==== AVAILABLE RECORDS

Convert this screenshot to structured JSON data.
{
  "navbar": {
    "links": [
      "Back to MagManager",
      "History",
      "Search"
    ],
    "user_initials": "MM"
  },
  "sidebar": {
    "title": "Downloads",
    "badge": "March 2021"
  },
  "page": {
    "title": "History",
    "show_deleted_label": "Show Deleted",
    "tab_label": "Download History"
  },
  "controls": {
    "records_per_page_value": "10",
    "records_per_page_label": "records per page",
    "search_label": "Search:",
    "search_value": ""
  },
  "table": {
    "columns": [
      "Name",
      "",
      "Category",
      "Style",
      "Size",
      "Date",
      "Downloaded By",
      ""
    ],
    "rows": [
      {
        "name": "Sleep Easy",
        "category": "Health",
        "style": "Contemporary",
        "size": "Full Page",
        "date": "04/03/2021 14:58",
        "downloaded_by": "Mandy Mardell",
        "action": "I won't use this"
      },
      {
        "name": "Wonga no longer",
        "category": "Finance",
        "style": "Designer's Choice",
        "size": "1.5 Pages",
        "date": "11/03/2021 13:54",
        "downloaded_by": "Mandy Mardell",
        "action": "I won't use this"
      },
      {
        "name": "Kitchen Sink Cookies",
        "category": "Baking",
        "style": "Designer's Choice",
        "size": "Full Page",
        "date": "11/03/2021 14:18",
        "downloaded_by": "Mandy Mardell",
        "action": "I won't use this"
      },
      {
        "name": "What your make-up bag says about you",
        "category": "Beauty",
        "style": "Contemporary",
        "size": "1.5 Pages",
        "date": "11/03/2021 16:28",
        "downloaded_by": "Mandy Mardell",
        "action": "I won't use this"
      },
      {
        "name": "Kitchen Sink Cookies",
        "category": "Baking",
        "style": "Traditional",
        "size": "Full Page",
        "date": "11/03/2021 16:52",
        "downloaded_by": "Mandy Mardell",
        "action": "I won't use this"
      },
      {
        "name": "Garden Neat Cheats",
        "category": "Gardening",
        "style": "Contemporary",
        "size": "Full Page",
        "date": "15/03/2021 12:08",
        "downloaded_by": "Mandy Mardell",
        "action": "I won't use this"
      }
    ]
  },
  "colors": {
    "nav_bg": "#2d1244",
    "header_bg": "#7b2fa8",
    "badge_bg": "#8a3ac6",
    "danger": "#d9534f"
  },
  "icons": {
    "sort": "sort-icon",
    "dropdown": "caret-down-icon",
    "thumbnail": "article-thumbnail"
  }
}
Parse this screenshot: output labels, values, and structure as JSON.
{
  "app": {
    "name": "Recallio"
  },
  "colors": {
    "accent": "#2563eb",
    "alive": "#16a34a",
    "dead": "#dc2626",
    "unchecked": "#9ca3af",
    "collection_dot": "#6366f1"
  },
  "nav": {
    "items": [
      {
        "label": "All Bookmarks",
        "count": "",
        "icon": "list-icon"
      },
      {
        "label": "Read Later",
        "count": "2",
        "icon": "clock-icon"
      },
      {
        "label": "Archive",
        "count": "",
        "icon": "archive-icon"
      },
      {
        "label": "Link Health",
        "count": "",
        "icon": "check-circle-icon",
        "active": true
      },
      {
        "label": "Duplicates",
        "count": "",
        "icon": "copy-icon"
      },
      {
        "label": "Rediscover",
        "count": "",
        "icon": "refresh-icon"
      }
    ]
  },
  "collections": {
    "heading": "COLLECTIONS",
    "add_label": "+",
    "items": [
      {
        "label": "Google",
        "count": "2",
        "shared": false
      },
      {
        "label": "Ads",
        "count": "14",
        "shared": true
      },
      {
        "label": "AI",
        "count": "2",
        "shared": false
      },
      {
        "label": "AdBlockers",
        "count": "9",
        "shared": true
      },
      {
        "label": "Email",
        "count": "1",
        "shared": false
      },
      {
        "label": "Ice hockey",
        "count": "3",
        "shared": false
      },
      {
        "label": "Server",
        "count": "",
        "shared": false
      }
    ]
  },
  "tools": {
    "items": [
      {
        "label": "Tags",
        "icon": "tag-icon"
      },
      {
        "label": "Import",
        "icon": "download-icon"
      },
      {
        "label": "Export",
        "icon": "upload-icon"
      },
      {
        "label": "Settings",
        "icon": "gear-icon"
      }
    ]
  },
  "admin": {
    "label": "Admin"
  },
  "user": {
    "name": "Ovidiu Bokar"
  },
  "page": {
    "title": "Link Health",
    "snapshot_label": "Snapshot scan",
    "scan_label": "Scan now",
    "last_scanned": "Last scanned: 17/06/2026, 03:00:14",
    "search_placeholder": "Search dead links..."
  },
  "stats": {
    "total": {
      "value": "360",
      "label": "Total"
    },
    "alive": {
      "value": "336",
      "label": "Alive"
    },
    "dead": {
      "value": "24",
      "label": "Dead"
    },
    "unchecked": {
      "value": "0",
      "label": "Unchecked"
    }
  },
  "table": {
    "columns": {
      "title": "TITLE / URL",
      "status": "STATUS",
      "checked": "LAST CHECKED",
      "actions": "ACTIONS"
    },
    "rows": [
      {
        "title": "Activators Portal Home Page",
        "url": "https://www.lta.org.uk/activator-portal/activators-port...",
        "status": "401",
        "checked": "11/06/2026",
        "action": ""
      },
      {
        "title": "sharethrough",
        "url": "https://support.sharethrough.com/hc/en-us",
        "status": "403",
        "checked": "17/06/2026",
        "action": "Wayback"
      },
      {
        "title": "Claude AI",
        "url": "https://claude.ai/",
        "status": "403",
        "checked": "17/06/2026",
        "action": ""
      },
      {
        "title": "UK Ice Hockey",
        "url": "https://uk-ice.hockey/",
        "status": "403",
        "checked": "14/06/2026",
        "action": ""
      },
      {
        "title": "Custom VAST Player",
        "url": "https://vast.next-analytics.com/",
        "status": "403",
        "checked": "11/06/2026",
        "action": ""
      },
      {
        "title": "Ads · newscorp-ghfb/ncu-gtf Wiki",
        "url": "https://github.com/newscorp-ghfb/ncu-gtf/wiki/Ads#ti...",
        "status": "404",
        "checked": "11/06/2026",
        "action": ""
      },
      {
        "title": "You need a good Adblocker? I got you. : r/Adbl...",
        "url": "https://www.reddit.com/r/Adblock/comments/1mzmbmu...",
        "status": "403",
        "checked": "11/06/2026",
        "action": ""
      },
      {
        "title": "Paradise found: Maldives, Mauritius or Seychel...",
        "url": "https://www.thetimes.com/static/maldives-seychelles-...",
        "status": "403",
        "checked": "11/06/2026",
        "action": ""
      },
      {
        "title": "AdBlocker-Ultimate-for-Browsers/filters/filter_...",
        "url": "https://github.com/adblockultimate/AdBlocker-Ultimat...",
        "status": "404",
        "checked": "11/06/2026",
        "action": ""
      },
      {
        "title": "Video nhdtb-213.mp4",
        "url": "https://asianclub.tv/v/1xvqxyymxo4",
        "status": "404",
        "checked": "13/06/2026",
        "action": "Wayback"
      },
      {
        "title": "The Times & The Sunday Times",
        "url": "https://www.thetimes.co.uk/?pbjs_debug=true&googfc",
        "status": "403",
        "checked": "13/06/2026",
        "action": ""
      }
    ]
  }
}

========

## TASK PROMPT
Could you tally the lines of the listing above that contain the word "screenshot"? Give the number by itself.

## SOLUTION FOR THIS EXERCISE
2